> [The problem]: Set down all of the data that follows, keeping every character.

> [Working data]:
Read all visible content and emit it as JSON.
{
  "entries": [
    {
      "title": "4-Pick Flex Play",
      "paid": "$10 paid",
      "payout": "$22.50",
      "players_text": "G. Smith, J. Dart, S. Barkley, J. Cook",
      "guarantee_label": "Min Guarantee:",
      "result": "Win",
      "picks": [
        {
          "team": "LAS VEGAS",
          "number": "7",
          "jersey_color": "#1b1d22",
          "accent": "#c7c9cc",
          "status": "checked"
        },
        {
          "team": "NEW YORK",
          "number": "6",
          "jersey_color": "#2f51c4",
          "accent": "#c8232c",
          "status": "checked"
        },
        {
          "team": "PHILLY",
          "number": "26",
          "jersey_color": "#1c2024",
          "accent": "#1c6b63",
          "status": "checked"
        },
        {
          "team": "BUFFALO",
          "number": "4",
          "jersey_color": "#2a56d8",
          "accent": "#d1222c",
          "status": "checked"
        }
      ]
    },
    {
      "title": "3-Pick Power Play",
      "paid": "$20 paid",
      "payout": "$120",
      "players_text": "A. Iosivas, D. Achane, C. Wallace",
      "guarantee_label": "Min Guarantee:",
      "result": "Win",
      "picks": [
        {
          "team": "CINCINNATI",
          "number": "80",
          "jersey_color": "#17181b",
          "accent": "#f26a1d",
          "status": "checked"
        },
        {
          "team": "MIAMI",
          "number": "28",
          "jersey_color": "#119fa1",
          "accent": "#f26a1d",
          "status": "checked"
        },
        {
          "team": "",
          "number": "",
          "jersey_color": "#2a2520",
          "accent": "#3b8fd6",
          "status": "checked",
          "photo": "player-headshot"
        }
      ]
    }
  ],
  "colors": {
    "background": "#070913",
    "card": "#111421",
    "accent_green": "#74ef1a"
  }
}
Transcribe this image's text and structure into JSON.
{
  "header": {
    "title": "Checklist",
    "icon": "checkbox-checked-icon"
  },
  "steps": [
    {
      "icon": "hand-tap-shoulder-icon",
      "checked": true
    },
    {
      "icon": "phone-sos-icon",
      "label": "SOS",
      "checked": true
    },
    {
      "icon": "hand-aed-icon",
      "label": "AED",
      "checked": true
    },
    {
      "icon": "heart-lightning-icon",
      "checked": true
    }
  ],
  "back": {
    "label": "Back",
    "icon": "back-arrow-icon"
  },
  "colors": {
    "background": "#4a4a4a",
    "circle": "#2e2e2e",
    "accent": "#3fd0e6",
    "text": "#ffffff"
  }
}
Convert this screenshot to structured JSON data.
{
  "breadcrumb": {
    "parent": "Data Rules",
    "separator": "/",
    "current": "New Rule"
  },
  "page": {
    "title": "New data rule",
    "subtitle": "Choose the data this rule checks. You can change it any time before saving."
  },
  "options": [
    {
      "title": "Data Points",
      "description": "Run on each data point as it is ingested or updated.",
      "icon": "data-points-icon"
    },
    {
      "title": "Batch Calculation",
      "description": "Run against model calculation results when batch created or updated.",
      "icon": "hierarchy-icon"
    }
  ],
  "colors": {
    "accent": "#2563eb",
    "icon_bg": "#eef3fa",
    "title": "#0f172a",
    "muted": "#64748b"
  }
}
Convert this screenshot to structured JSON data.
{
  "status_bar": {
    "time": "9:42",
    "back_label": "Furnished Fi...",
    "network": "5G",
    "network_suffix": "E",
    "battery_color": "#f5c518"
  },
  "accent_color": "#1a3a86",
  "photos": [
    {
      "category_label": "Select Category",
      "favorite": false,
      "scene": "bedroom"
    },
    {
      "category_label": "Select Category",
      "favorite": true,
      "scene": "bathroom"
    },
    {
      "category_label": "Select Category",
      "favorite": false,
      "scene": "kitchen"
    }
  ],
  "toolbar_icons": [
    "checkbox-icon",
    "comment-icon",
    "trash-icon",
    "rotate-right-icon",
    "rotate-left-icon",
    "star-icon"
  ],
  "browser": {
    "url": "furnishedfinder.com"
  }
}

> [Solved problem]:
Read all visible content and emit it as JSON.
{
  "entries": [
    {
      "title": "4-Pick Flex Play",
      "paid": "$10 paid",
      "payout": "$22.50",
      "players_text": "G. Smith, J. Dart, S. Barkley, J. Cook",
      "guarantee_label": "Min Guarantee:",
      "result": "Win",
      "picks": [
        {
          "team": "LAS VEGAS",
          "number": "7",
          "jersey_color": "#1b1d22",
          "accent": "#c7c9cc",
          "status": "checked"
        },
        {
          "team": "NEW YORK",
          "number": "6",
          "jersey_color": "#2f51c4",
          "accent": "#c8232c",
          "status": "checked"
        },
        {
          "team": "PHILLY",
          "number": "26",
          "jersey_color": "#1c2024",
          "accent": "#1c6b63",
          "status": "checked"
        },
        {
          "team": "BUFFALO",
          "number": "4",
          "jersey_color": "#2a56d8",
          "accent": "#d1222c",
          "status": "checked"
        }
      ]
    },
    {
      "title": "3-Pick Power Play",
      "paid": "$20 paid",
      "payout": "$120",
      "players_text": "A. Iosivas, D. Achane, C. Wallace",
      "guarantee_label": "Min Guarantee:",
      "result": "Win",
      "picks": [
        {
          "team": "CINCINNATI",
          "number": "80",
          "jersey_color": "#17181b",
          "accent": "#f26a1d",
          "status": "checked"
        },
        {
          "team": "MIAMI",
          "number": "28",
          "jersey_color": "#119fa1",
          "accent": "#f26a1d",
          "status": "checked"
        },
        {
          "team": "",
          "number": "",
          "jersey_color": "#2a2520",
          "accent": "#3b8fd6",
          "status": "checked",
          "photo": "player-headshot"
        }
      ]
    }
  ],
  "colors": {
    "background": "#070913",
    "card": "#111421",
    "accent_green": "#74ef1a"
  }
}
Transcribe this image's text and structure into JSON.
{
  "header": {
    "title": "Checklist",
    "icon": "checkbox-checked-icon"
  },
  "steps": [
    {
      "icon": "hand-tap-shoulder-icon",
      "checked": true
    },
    {
      "icon": "phone-sos-icon",
      "label": "SOS",
      "checked": true
    },
    {
      "icon": "hand-aed-icon",
      "label": "AED",
      "checked": true
    },
    {
      "icon": "heart-lightning-icon",
      "checked": true
    }
  ],
  "back": {
    "label": "Back",
    "icon": "back-arrow-icon"
  },
  "colors": {
    "background": "#4a4a4a",
    "circle": "#2e2e2e",
    "accent": "#3fd0e6",
    "text": "#ffffff"
  }
}
Convert this screenshot to structured JSON data.
{
  "breadcrumb": {
    "parent": "Data Rules",
    "separator": "/",
    "current": "New Rule"
  },
  "page": {
    "title": "New data rule",
    "subtitle": "Choose the data this rule checks. You can change it any time before saving."
  },
  "options": [
    {
      "title": "Data Points",
      "description": "Run on each data point as it is ingested or updated.",
      "icon": "data-points-icon"
    },
    {
      "title": "Batch Calculation",
      "description": "Run against model calculation results when batch created or updated.",
      "icon": "hierarchy-icon"
    }
  ],
  "colors": {
    "accent": "#2563eb",
    "icon_bg": "#eef3fa",
    "title": "#0f172a",
    "muted": "#64748b"
  }
}
Convert this screenshot to structured JSON data.
{
  "status_bar": {
    "time": "9:42",
    "back_label": "Furnished Fi...",
    "network": "5G",
    "network_suffix": "E",
    "battery_color": "#f5c518"
  },
  "accent_color": "#1a3a86",
  "photos": [
    {
      "category_label": "Select Category",
      "favorite": false,
      "scene": "bedroom"
    },
    {
      "category_label": "Select Category",
      "favorite": true,
      "scene": "bathroom"
    },
    {
      "category_label": "Select Category",
      "favorite": false,
      "scene": "kitchen"
    }
  ],
  "toolbar_icons": [
    "checkbox-icon",
    "comment-icon",
    "trash-icon",
    "rotate-right-icon",
    "rotate-left-icon",
    "star-icon"
  ],
  "browser": {
    "url": "furnishedfinder.com"
  }
}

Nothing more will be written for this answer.